YOUR OBJECTIVE:
Copy each line of the material beneath that holds the word "nProduct".

═══

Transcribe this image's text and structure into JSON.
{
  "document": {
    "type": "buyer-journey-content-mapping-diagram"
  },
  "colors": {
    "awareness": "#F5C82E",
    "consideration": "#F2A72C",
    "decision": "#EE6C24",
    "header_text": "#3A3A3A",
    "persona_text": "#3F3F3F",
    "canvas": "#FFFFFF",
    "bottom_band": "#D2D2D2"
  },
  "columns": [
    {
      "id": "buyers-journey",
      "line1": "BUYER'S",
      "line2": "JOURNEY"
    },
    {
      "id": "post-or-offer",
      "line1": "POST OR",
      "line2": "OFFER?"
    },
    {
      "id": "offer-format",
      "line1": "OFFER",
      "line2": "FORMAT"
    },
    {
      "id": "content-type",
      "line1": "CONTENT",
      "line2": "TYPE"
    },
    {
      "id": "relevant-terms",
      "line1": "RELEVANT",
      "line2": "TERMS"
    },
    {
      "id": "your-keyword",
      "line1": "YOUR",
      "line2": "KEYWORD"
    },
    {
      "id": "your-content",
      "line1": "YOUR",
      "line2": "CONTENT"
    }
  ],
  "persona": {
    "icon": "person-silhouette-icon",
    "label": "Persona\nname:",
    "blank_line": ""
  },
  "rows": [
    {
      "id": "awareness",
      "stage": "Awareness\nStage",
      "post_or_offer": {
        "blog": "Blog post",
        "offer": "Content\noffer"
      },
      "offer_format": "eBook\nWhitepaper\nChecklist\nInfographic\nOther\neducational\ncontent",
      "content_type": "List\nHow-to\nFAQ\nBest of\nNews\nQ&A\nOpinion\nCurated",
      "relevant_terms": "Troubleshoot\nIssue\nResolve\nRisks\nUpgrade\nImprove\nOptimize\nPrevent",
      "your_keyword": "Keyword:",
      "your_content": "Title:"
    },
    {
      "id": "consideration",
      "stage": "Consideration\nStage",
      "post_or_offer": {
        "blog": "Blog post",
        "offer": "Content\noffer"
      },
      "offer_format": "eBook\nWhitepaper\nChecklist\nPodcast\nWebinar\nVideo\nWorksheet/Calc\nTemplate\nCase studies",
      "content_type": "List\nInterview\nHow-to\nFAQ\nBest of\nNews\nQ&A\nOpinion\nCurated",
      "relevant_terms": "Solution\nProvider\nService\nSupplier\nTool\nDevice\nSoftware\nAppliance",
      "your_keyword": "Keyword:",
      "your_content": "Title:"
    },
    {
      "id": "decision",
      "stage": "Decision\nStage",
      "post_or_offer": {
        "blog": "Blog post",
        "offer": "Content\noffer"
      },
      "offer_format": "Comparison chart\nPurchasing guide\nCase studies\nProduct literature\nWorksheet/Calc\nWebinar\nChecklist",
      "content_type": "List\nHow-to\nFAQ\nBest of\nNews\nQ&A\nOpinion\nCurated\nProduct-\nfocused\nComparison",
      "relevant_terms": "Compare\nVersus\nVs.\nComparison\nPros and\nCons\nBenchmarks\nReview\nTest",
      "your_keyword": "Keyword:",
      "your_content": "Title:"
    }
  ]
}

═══

SOLUTION FOR THIS PROBLEM:
      "offer_format": "Comparison chart\nPurchasing guide\nCase studies\nProduct literature\nWorksheet/Calc\nWebinar\nChecklist",
      "content_type": "List\nHow-to\nFAQ\nBest of\nNews\nQ&A\nOpinion\nCurated\nProduct-\nfocused\nComparison",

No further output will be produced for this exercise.